(Items from an interface collection)
_ _ _ _ _

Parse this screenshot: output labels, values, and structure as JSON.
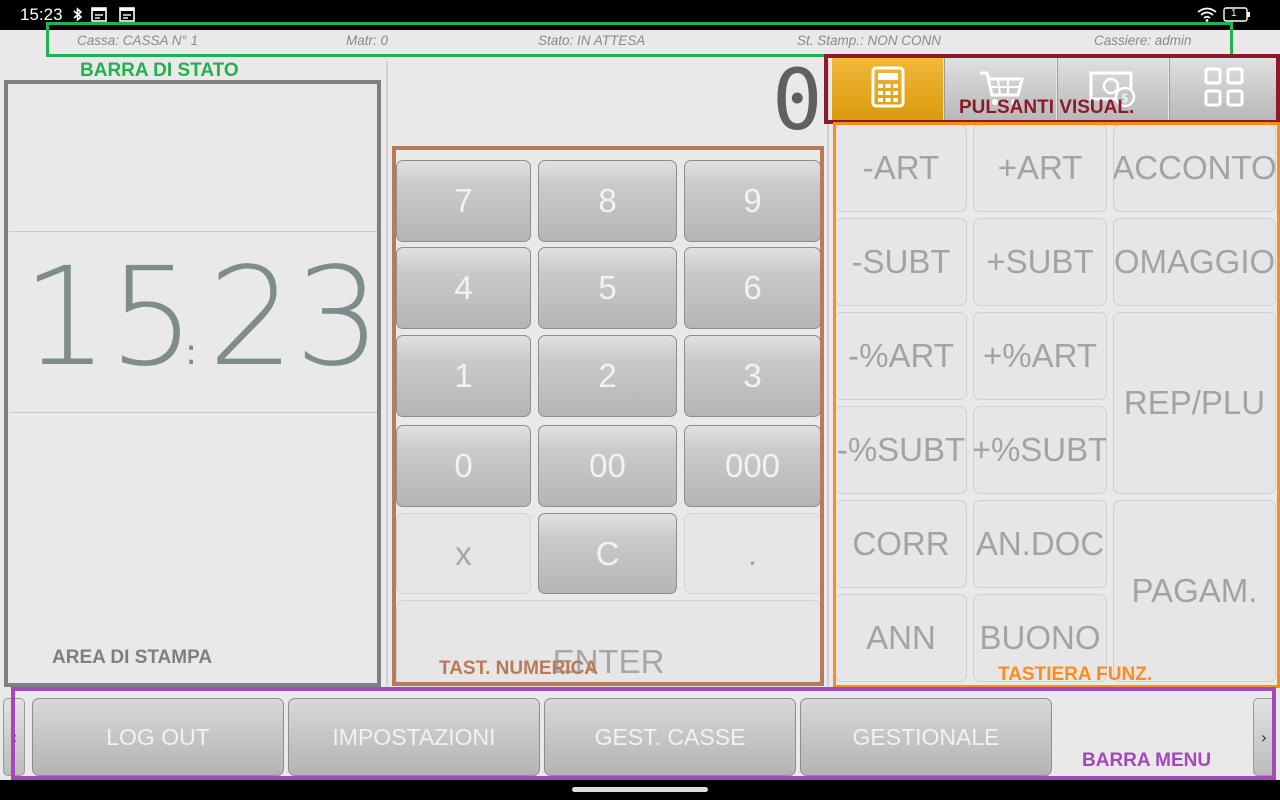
{
  "system_bar": {
    "time": "15:23",
    "icons": [
      "bluetooth-icon",
      "calendar-icon",
      "calendar-icon",
      "wifi-icon",
      "battery-icon"
    ],
    "battery_label": "1"
  },
  "status_bar": {
    "cassa": "Cassa: CASSA N° 1",
    "matr": "Matr: 0",
    "stato": "Stato: IN ATTESA",
    "stampante": "St. Stamp.: NON CONN",
    "cassiere": "Cassiere: admin"
  },
  "print_area": {
    "clock_hours": "15",
    "clock_separator": ":",
    "clock_minutes": "23"
  },
  "display": {
    "value": "0"
  },
  "numeric_keypad": {
    "keys": [
      "7",
      "8",
      "9",
      "4",
      "5",
      "6",
      "1",
      "2",
      "3",
      "0",
      "00",
      "000",
      "x",
      "C",
      ".",
      "ENTER"
    ]
  },
  "view_buttons": {
    "items": [
      {
        "icon": "calculator-icon",
        "active": true
      },
      {
        "icon": "cart-icon",
        "active": false
      },
      {
        "icon": "cash-icon",
        "active": false
      },
      {
        "icon": "grid-icon",
        "active": false
      }
    ]
  },
  "function_keys": {
    "keys": [
      "-ART",
      "+ART",
      "ACCONTO",
      "-SUBT",
      "+SUBT",
      "OMAGGIO",
      "-%ART",
      "+%ART",
      "REP/PLU",
      "-%SUBT",
      "+%SUBT",
      "CORR",
      "AN.DOC",
      "PAGAM.",
      "ANN",
      "BUONO"
    ]
  },
  "menu_bar": {
    "items": [
      "LOG OUT",
      "IMPOSTAZIONI",
      "GEST. CASSE",
      "GESTIONALE"
    ],
    "prev_arrow": "‹",
    "next_arrow": "›"
  },
  "annotations": {
    "status_bar": "BARRA DI STATO",
    "view_buttons": "PULSANTI VISUAL.",
    "print_area": "AREA DI STAMPA",
    "numeric_keypad": "TAST. NUMERICA",
    "function_keys": "TASTIERA FUNZ.",
    "menu_bar": "BARRA MENU"
  },
  "colors": {
    "annotation_status": "#22b14c",
    "annotation_view": "#8b1a2b",
    "annotation_print": "#7f7f7f",
    "annotation_numeric": "#b97a57",
    "annotation_function": "#ff8c1a",
    "annotation_menu": "#a347ba",
    "active_view": "#e5a516"
  }
}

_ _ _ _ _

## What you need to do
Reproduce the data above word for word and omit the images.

## Final answer
Parse this screenshot: output labels, values, and structure as JSON.
{
  "system_bar": {
    "time": "15:23",
    "icons": [
      "bluetooth-icon",
      "calendar-icon",
      "calendar-icon",
      "wifi-icon",
      "battery-icon"
    ],
    "battery_label": "1"
  },
  "status_bar": {
    "cassa": "Cassa: CASSA N° 1",
    "matr": "Matr: 0",
    "stato": "Stato: IN ATTESA",
    "stampante": "St. Stamp.: NON CONN",
    "cassiere": "Cassiere: admin"
  },
  "print_area": {
    "clock_hours": "15",
    "clock_separator": ":",
    "clock_minutes": "23"
  },
  "display": {
    "value": "0"
  },
  "numeric_keypad": {
    "keys": [
      "7",
      "8",
      "9",
      "4",
      "5",
      "6",
      "1",
      "2",
      "3",
      "0",
      "00",
      "000",
      "x",
      "C",
      ".",
      "ENTER"
    ]
  },
  "view_buttons": {
    "items": [
      {
        "icon": "calculator-icon",
        "active": true
      },
      {
        "icon": "cart-icon",
        "active": false
      },
      {
        "icon": "cash-icon",
        "active": false
      },
      {
        "icon": "grid-icon",
        "active": false
      }
    ]
  },
  "function_keys": {
    "keys": [
      "-ART",
      "+ART",
      "ACCONTO",
      "-SUBT",
      "+SUBT",
      "OMAGGIO",
      "-%ART",
      "+%ART",
      "REP/PLU",
      "-%SUBT",
      "+%SUBT",
      "CORR",
      "AN.DOC",
      "PAGAM.",
      "ANN",
      "BUONO"
    ]
  },
  "menu_bar": {
    "items": [
      "LOG OUT",
      "IMPOSTAZIONI",
      "GEST. CASSE",
      "GESTIONALE"
    ],
    "prev_arrow": "‹",
    "next_arrow": "›"
  },
  "annotations": {
    "status_bar": "BARRA DI STATO",
    "view_buttons": "PULSANTI VISUAL.",
    "print_area": "AREA DI STAMPA",
    "numeric_keypad": "TAST. NUMERICA",
    "function_keys": "TASTIERA FUNZ.",
    "menu_bar": "BARRA MENU"
  },
  "colors": {
    "annotation_status": "#22b14c",
    "annotation_view": "#8b1a2b",
    "annotation_print": "#7f7f7f",
    "annotation_numeric": "#b97a57",
    "annotation_function": "#ff8c1a",
    "annotation_menu": "#a347ba",
    "active_view": "#e5a516"
  }
}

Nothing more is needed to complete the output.